Onychectomy (declawing) is an operation to remove an animal's claws surgically by means of the amputation of all or part of the distal phalanges, or end bones, of the animal's toes. Because the claw develops from germinal tissue within the third phalanx, amputation of the bone is necessary to fully remove the claw. The terms "onychectomy" and "declawing" imply mere claw removal, but a more appropriate description would be phalangectomy, excision of toe bone.
Declaw surgery is illegal in many countries but is still a surprisingly common practice in some.
Declaw surgery is performed electively to stop cats from damaging furniture, or as a means of avoiding scratches. Previous research has focused on short-term issues following surgery, such as lameness, chewing of toes and infection, but the long-term health effects of this procedure have not to date been investigated.

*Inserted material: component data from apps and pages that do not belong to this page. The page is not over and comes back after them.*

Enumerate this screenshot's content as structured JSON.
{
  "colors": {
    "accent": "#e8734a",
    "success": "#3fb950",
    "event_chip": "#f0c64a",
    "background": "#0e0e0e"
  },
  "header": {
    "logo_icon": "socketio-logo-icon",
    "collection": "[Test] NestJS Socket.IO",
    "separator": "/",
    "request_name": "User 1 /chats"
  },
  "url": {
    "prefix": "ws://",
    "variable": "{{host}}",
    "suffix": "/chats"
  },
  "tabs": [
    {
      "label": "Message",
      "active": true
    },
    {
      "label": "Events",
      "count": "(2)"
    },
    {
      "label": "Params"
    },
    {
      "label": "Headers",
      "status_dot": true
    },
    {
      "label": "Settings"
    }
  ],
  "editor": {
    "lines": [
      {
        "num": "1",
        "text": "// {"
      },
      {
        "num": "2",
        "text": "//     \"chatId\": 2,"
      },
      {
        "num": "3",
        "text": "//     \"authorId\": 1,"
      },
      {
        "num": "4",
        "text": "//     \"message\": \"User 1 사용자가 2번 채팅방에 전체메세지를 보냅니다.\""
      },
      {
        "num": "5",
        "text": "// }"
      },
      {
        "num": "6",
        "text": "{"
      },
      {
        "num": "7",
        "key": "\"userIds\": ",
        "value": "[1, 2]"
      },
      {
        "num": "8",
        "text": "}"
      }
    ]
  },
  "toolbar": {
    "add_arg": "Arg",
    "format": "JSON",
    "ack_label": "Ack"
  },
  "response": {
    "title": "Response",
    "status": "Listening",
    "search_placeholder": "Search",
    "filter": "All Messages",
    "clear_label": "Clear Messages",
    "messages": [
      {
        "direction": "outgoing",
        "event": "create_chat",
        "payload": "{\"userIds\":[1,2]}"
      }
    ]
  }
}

According to research published today in the Journal of Feline Medicine and Surgery*, declawing increases the risk of long-term or persistent pain, manifesting as unwanted behaviors such as inappropriate elimination (soiling/urinating outside of the litter box) and aggression/biting. This is not only detrimental to the cat (pain is a major welfare issue and these behaviors are common reasons for relinquishment of cats to shelters), but also has health implications for their human companions, as cat bites can be serious.
For the study, the author group, based in North America, investigated a total of 137 non-declawed cats and 137 declawed cats, of which 33 were declawed on all four feet.
All 274 cats were physically examined for signs of pain and barbering (excessive licking or chewing of fur) and their medical history was reviewed for unwanted behaviors.
They found that inappropriate toileting, biting, aggression and overgrooming occurred significantly more often in the declawed cats than the non-declawed cats (roughly 7, 4, 3 and 3 times more often, respectively, based on the calculated odds ratio). A declawed cat was also almost 3 times more likely to be diagnosed with back pain than a non-declawed cat (potentially due to shortening of the declawed limb and altered gait, and/or chronic pain at the site of the surgery causing compensatory weight shift to the pelvic limbs).
The surgical guideline for performing declawing, as recommended by Diplomates of the American College of Veterinary Surgeons, is to remove the entire third phalanx (P3), which is the most distal bone of the toe. Despite this, P3 fragments were found in 63% of the declawed cats in this study, reflecting poor or inappropriate surgical technique.
While the occurrence of back pain and abnormal behaviors was increased in these cats, the authors emphasize that even optimal surgical technique does not eliminate the risks. They explain that removal of the distal phalanges forces the cat to bear weight on the soft cartilaginous ends of the middle phalanges (P2) that were previously shielded within joint spaces. Pain in these declawed phalanges prompts cats to choose a soft surface, such as carpet, in preference to the gravel-type substrate in the litter box; additionally, a painful declawed cat may react to being touched by resorting to biting as it has few or no claws left to defend itself with.
Although common in North America, declawing is considered an act of animal cruelty in many countries. Break this law in Israel and you can be fined $20,000 and up to a year of jail time! The following is a list of countries in which declawing cats is either illegal or considered extremely inhumane and only performed under extreme circumstances:
Lead author of the paper Nicole Martell-Moran, a veterinary practitioner in a cat-only clinic in Houston, Texas, USA, comments:
'The result of this research reinforces my opinion that declawed cats with unwanted behaviors may not be "bad cats", they may simply need pain management. We now have scientific evidence that declawing is more detrimental to our feline patients than we originally thought and I hope this study becomes one of many that will lead veterinarians to reconsider declawing cats.'
*Martell-Moran NK, Solano M and Townsend HGG. Pain and adverse behavior in declawed cats. J Feline Med Surg. Epub ahead of print 23 May 2017. DOI: 10.1177/1098612X17705044.
1 - National Federation of the Blind Statement on Delta's New Service Animal Policy - NFB statement with regard to the new service and support animal policy announced by Delta Air Lines.
2 - Research Shows Therapy Dogs Not Stressed When Visiting Pediatric Cancer Patients - Publication of study exploring impact of therapy dog sessions on welfare of dogs involved demonstrates dogs did not show increased stress resulting from therapy visits.
3 - Guide Dogs Left Barking at the Door - Daniel Williams writes about his legal entitlement to access public places with his assistance dog under the U.K. Equality Act 2010.
4 - Owning a Rescue Cat Saved My Life - I went to a cat rescue center and found Jessie a tortoiseshell cat so frightened and underweight she reminded me of myself.
5 - Declawing Linked to Aggression and Other Abnormal Behaviors in Cats - Research reveals declawing cats increases risk of long-term or persistent pain, manifesting as unwanted behaviors such as inappropriate elimination, and aggression/biting.
*This information is from an external source (SAGE). Disabled World makes no warranties or representations in connection therewith. Content may have been edited for style, clarity, and/or length. If you are connected with this page and want it corrected/updated please contact us.